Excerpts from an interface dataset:
----
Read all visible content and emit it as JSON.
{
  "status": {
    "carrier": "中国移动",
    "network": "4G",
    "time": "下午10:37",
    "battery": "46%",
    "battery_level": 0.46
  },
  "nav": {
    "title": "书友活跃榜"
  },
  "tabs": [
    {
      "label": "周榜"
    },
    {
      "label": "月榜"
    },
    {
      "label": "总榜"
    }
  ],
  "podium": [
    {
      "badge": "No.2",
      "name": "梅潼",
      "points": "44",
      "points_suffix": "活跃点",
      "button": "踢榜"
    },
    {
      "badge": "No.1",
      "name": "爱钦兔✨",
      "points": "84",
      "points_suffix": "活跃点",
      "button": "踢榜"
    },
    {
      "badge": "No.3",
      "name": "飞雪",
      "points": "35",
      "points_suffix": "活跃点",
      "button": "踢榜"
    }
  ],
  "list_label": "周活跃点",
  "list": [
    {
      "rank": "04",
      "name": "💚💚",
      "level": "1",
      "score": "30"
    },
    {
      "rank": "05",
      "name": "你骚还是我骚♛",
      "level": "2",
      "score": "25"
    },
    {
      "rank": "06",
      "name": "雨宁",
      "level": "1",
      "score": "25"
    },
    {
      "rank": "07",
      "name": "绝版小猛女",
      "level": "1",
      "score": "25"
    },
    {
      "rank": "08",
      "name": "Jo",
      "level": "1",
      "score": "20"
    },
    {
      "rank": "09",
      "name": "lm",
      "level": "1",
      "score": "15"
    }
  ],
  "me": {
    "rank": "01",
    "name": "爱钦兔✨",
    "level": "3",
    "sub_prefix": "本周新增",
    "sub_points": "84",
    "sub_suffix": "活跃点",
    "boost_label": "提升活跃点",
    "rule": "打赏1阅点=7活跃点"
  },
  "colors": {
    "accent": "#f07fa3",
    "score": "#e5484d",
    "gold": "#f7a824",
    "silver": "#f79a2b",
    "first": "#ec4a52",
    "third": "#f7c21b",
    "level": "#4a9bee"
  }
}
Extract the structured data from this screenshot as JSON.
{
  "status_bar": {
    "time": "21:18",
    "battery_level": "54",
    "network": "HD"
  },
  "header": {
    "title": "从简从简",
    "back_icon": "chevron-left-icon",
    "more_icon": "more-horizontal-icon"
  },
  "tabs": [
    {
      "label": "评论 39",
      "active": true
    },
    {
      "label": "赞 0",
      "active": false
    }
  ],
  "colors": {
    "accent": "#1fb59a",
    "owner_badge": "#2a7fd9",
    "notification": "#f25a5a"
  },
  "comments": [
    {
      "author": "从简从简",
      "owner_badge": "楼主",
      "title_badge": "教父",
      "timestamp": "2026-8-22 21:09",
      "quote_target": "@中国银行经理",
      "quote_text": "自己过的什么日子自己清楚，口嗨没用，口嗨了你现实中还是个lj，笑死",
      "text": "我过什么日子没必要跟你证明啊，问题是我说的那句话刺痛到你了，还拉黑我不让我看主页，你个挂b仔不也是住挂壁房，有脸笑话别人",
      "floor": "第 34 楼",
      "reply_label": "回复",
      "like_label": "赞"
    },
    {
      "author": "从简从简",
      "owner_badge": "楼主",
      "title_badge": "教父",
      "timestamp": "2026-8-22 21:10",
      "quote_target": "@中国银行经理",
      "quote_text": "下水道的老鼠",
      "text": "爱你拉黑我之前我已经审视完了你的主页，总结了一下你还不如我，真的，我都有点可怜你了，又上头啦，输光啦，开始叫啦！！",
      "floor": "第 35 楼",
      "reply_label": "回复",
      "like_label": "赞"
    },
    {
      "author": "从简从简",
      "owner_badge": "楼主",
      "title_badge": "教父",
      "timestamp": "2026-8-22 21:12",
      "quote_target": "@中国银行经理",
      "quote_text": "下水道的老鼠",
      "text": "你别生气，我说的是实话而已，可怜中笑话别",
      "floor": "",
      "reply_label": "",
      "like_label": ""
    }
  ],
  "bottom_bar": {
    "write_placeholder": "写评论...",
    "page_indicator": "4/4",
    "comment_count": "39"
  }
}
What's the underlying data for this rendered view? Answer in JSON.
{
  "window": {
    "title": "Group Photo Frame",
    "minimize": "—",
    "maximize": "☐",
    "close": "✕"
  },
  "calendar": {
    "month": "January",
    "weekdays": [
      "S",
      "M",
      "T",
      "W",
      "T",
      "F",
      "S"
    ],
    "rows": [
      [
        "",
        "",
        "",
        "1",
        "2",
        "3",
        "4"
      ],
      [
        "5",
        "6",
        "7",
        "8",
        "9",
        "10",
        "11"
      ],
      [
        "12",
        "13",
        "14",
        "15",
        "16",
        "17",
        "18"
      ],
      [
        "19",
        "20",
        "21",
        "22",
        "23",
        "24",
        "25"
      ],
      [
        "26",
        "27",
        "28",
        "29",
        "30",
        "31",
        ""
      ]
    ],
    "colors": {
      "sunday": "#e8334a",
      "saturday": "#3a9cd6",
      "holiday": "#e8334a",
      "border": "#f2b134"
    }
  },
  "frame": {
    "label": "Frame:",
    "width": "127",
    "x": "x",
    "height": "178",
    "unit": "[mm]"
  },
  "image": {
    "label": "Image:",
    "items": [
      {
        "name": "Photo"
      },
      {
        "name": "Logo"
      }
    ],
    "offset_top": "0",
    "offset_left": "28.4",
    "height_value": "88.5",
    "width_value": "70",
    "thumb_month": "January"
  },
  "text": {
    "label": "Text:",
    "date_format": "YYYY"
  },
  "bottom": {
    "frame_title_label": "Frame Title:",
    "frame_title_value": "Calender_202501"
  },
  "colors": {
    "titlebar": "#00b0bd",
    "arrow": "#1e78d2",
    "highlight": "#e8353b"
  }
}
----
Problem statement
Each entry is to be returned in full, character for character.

Completed task
Read all visible content and emit it as JSON.
{
  "status": {
    "carrier": "中国移动",
    "network": "4G",
    "time": "下午10:37",
    "battery": "46%",
    "battery_level": 0.46
  },
  "nav": {
    "title": "书友活跃榜"
  },
  "tabs": [
    {
      "label": "周榜"
    },
    {
      "label": "月榜"
    },
    {
      "label": "总榜"
    }
  ],
  "podium": [
    {
      "badge": "No.2",
      "name": "梅潼",
      "points": "44",
      "points_suffix": "活跃点",
      "button": "踢榜"
    },
    {
      "badge": "No.1",
      "name": "爱钦兔✨",
      "points": "84",
      "points_suffix": "活跃点",
      "button": "踢榜"
    },
    {
      "badge": "No.3",
      "name": "飞雪",
      "points": "35",
      "points_suffix": "活跃点",
      "button": "踢榜"
    }
  ],
  "list_label": "周活跃点",
  "list": [
    {
      "rank": "04",
      "name": "💚💚",
      "level": "1",
      "score": "30"
    },
    {
      "rank": "05",
      "name": "你骚还是我骚♛",
      "level": "2",
      "score": "25"
    },
    {
      "rank": "06",
      "name": "雨宁",
      "level": "1",
      "score": "25"
    },
    {
      "rank": "07",
      "name": "绝版小猛女",
      "level": "1",
      "score": "25"
    },
    {
      "rank": "08",
      "name": "Jo",
      "level": "1",
      "score": "20"
    },
    {
      "rank": "09",
      "name": "lm",
      "level": "1",
      "score": "15"
    }
  ],
  "me": {
    "rank": "01",
    "name": "爱钦兔✨",
    "level": "3",
    "sub_prefix": "本周新增",
    "sub_points": "84",
    "sub_suffix": "活跃点",
    "boost_label": "提升活跃点",
    "rule": "打赏1阅点=7活跃点"
  },
  "colors": {
    "accent": "#f07fa3",
    "score": "#e5484d",
    "gold": "#f7a824",
    "silver": "#f79a2b",
    "first": "#ec4a52",
    "third": "#f7c21b",
    "level": "#4a9bee"
  }
}
Extract the structured data from this screenshot as JSON.
{
  "status_bar": {
    "time": "21:18",
    "battery_level": "54",
    "network": "HD"
  },
  "header": {
    "title": "从简从简",
    "back_icon": "chevron-left-icon",
    "more_icon": "more-horizontal-icon"
  },
  "tabs": [
    {
      "label": "评论 39",
      "active": true
    },
    {
      "label": "赞 0",
      "active": false
    }
  ],
  "colors": {
    "accent": "#1fb59a",
    "owner_badge": "#2a7fd9",
    "notification": "#f25a5a"
  },
  "comments": [
    {
      "author": "从简从简",
      "owner_badge": "楼主",
      "title_badge": "教父",
      "timestamp": "2026-8-22 21:09",
      "quote_target": "@中国银行经理",
      "quote_text": "自己过的什么日子自己清楚，口嗨没用，口嗨了你现实中还是个lj，笑死",
      "text": "我过什么日子没必要跟你证明啊，问题是我说的那句话刺痛到你了，还拉黑我不让我看主页，你个挂b仔不也是住挂壁房，有脸笑话别人",
      "floor": "第 34 楼",
      "reply_label": "回复",
      "like_label": "赞"
    },
    {
      "author": "从简从简",
      "owner_badge": "楼主",
      "title_badge": "教父",
      "timestamp": "2026-8-22 21:10",
      "quote_target": "@中国银行经理",
      "quote_text": "下水道的老鼠",
      "text": "爱你拉黑我之前我已经审视完了你的主页，总结了一下你还不如我，真的，我都有点可怜你了，又上头啦，输光啦，开始叫啦！！",
      "floor": "第 35 楼",
      "reply_label": "回复",
      "like_label": "赞"
    },
    {
      "author": "从简从简",
      "owner_badge": "楼主",
      "title_badge": "教父",
      "timestamp": "2026-8-22 21:12",
      "quote_target": "@中国银行经理",
      "quote_text": "下水道的老鼠",
      "text": "你别生气，我说的是实话而已，可怜中笑话别",
      "floor": "",
      "reply_label": "",
      "like_label": ""
    }
  ],
  "bottom_bar": {
    "write_placeholder": "写评论...",
    "page_indicator": "4/4",
    "comment_count": "39"
  }
}
What's the underlying data for this rendered view? Answer in JSON.
{
  "window": {
    "title": "Group Photo Frame",
    "minimize": "—",
    "maximize": "☐",
    "close": "✕"
  },
  "calendar": {
    "month": "January",
    "weekdays": [
      "S",
      "M",
      "T",
      "W",
      "T",
      "F",
      "S"
    ],
    "rows": [
      [
        "",
        "",
        "",
        "1",
        "2",
        "3",
        "4"
      ],
      [
        "5",
        "6",
        "7",
        "8",
        "9",
        "10",
        "11"
      ],
      [
        "12",
        "13",
        "14",
        "15",
        "16",
        "17",
        "18"
      ],
      [
        "19",
        "20",
        "21",
        "22",
        "23",
        "24",
        "25"
      ],
      [
        "26",
        "27",
        "28",
        "29",
        "30",
        "31",
        ""
      ]
    ],
    "colors": {
      "sunday": "#e8334a",
      "saturday": "#3a9cd6",
      "holiday": "#e8334a",
      "border": "#f2b134"
    }
  },
  "frame": {
    "label": "Frame:",
    "width": "127",
    "x": "x",
    "height": "178",
    "unit": "[mm]"
  },
  "image": {
    "label": "Image:",
    "items": [
      {
        "name": "Photo"
      },
      {
        "name": "Logo"
      }
    ],
    "offset_top": "0",
    "offset_left": "28.4",
    "height_value": "88.5",
    "width_value": "70",
    "thumb_month": "January"
  },
  "text": {
    "label": "Text:",
    "date_format": "YYYY"
  },
  "bottom": {
    "frame_title_label": "Frame Title:",
    "frame_title_value": "Calender_202501"
  },
  "colors": {
    "titlebar": "#00b0bd",
    "arrow": "#1e78d2",
    "highlight": "#e8353b"
  }
}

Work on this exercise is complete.